_The problem_:
Copy out all lines in the data below containing the string "gcsag".

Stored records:
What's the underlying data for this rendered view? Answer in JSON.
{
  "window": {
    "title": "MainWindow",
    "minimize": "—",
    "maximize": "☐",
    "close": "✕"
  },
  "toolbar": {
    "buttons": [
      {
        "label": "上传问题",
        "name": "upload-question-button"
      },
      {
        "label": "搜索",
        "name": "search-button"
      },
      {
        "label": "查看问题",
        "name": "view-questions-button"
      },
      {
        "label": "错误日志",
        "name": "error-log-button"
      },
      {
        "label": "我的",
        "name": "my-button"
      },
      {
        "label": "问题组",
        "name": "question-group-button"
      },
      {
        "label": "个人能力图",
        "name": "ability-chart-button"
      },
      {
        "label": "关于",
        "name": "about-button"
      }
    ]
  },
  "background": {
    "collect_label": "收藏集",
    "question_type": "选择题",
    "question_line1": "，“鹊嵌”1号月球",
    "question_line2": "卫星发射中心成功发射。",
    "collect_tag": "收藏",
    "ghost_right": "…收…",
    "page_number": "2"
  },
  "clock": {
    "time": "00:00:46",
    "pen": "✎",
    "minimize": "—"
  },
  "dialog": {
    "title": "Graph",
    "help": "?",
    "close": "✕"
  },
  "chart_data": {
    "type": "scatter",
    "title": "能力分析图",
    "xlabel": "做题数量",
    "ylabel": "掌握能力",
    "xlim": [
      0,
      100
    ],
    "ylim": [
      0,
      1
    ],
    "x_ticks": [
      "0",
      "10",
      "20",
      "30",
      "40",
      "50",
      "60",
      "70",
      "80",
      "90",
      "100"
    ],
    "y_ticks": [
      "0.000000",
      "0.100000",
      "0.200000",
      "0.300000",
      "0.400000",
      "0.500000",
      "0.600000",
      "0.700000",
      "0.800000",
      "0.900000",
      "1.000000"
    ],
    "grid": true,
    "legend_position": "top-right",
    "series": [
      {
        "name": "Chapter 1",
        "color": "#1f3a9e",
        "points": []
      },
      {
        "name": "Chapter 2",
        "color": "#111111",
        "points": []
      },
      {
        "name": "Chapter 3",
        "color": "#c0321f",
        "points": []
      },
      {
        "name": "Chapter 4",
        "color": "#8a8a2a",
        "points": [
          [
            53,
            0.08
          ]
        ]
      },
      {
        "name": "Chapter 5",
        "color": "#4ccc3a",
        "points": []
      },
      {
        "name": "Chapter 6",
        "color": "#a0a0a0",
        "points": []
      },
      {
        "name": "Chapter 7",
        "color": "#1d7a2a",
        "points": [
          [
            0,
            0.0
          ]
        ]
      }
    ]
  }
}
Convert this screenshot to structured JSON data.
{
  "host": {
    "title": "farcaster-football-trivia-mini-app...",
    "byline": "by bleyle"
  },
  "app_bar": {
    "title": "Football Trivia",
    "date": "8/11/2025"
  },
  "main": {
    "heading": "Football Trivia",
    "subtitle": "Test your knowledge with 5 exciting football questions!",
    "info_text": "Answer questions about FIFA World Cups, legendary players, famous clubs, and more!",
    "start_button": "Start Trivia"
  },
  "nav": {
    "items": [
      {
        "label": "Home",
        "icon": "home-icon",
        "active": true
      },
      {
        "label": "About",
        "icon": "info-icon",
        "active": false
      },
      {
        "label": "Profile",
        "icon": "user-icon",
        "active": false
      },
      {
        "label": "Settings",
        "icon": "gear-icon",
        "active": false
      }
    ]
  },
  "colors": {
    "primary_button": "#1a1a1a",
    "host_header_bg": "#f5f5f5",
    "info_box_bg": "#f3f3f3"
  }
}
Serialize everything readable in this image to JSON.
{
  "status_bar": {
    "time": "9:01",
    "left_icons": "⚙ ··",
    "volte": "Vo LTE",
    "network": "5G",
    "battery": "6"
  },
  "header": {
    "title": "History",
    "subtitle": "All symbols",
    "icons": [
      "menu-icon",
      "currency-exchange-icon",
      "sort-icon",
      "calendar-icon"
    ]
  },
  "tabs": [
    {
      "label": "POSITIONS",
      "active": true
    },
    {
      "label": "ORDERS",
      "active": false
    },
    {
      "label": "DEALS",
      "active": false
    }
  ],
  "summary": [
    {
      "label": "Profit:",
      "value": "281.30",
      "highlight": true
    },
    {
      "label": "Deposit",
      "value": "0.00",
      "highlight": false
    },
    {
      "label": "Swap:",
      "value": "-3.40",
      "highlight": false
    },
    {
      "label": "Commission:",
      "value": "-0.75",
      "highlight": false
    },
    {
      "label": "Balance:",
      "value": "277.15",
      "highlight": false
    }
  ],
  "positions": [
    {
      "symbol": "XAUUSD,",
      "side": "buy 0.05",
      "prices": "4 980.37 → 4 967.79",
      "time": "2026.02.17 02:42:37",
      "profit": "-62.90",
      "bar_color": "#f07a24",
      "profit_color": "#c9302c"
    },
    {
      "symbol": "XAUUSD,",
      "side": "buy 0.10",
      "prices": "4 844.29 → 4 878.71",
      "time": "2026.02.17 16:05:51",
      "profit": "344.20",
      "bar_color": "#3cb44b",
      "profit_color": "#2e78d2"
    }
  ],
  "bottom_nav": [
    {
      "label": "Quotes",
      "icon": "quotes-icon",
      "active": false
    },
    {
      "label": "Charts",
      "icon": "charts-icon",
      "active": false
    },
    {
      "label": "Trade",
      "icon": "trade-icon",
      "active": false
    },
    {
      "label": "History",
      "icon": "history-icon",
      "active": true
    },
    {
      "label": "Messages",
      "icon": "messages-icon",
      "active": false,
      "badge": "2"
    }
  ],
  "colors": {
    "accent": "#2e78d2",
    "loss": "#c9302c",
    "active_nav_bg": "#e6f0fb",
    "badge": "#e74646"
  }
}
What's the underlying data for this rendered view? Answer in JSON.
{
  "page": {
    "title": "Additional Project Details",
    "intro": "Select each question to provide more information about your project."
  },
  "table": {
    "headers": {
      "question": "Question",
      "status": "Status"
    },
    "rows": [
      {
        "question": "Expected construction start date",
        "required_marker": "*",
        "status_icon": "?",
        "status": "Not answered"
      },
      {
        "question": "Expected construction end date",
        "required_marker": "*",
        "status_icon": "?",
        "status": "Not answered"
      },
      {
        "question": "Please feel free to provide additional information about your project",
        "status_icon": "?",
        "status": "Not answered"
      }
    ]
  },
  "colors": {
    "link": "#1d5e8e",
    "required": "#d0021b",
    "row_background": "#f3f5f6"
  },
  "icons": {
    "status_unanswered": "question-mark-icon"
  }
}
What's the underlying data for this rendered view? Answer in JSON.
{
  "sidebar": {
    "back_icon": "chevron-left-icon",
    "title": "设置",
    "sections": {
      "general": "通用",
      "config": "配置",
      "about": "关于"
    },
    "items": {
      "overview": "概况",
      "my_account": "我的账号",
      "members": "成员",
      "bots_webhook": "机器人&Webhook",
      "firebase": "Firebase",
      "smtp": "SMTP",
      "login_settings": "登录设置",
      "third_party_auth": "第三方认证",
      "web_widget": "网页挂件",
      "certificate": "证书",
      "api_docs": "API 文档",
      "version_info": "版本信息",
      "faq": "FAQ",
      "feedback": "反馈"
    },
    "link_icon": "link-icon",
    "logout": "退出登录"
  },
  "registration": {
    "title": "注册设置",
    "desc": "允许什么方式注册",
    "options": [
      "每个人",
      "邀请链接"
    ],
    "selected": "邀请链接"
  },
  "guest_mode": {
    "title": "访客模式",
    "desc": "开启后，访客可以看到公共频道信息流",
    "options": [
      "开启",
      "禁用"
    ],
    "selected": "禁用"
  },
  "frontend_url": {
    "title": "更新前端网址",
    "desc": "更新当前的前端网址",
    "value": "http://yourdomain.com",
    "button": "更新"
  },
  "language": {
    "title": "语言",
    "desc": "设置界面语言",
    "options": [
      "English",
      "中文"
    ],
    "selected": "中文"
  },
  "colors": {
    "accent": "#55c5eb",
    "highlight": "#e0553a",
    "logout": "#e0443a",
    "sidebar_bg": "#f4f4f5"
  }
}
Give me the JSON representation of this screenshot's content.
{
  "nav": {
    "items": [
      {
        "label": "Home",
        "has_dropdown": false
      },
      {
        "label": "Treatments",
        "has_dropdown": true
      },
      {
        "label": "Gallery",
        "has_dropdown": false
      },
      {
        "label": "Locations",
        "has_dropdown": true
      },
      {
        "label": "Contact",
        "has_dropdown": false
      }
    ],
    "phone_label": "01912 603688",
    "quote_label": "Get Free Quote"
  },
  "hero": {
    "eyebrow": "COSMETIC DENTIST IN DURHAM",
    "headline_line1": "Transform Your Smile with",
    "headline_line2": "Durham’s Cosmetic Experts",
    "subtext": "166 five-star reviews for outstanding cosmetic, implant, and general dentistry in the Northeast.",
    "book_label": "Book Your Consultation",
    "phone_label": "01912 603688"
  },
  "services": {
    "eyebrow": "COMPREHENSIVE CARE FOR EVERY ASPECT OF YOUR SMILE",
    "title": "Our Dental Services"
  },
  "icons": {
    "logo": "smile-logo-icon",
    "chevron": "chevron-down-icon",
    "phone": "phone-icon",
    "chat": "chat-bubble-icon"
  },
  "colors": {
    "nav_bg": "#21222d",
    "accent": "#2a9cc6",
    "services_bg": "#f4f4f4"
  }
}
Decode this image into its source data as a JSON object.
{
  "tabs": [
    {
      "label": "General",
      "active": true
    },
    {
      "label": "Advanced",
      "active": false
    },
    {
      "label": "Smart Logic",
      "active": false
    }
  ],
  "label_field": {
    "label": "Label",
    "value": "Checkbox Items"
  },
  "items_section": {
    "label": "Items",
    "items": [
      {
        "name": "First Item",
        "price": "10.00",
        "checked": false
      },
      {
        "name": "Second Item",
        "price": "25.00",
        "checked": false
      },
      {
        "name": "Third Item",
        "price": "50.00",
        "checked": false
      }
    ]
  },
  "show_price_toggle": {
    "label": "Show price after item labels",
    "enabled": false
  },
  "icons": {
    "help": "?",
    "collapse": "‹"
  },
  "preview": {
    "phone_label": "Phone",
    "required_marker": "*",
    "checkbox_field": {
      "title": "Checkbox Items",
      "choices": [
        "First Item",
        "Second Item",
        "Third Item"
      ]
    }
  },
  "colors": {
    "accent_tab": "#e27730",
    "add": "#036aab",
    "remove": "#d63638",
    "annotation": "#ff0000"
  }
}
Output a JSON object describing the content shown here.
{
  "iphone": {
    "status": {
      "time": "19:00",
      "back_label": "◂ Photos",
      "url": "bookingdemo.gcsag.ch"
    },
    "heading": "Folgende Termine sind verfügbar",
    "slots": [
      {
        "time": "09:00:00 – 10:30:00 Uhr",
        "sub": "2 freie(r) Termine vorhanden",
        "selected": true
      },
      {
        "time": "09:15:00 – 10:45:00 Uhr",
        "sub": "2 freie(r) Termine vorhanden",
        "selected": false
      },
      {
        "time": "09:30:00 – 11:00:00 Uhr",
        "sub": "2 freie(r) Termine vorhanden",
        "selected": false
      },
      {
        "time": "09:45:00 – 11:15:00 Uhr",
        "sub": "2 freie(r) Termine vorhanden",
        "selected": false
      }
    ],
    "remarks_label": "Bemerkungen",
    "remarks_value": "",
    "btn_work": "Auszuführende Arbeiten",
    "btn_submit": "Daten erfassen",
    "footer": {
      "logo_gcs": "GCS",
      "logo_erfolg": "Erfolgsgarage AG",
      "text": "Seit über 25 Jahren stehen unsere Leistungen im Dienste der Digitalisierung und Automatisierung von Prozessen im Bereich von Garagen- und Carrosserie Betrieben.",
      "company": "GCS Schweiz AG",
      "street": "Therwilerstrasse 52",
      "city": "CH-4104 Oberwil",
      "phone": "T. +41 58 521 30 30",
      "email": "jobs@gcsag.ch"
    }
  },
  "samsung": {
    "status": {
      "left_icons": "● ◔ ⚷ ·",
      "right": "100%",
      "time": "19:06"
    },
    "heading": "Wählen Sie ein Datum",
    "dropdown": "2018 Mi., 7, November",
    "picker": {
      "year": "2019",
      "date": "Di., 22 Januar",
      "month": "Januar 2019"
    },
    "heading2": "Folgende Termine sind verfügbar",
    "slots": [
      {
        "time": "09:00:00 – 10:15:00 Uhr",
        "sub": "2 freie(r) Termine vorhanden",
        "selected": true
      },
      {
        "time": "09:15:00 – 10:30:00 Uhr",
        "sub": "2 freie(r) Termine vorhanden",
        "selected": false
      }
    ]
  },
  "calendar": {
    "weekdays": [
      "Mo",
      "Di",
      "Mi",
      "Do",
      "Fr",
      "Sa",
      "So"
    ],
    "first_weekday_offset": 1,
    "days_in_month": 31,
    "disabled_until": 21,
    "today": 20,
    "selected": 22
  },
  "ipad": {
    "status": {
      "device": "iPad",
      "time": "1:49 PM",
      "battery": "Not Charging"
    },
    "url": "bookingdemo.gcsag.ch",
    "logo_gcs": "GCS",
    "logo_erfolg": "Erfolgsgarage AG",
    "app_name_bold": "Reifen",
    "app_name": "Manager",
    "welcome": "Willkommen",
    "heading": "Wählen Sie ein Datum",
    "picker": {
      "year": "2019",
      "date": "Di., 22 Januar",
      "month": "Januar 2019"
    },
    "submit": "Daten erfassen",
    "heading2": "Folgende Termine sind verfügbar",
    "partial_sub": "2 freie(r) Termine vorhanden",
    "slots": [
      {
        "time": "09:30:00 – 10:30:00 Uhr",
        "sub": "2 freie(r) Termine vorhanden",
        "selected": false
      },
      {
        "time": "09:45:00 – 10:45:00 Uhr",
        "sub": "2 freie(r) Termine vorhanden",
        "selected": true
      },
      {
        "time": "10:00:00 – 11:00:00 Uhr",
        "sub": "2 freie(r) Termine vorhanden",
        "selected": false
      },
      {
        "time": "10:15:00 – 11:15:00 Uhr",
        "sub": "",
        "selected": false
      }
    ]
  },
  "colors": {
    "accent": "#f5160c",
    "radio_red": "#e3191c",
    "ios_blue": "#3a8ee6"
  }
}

_Written answer_:
      "url": "bookingdemo.gcsag.ch"
      "email": "jobs@gcsag.ch"
    "url": "bookingdemo.gcsag.ch",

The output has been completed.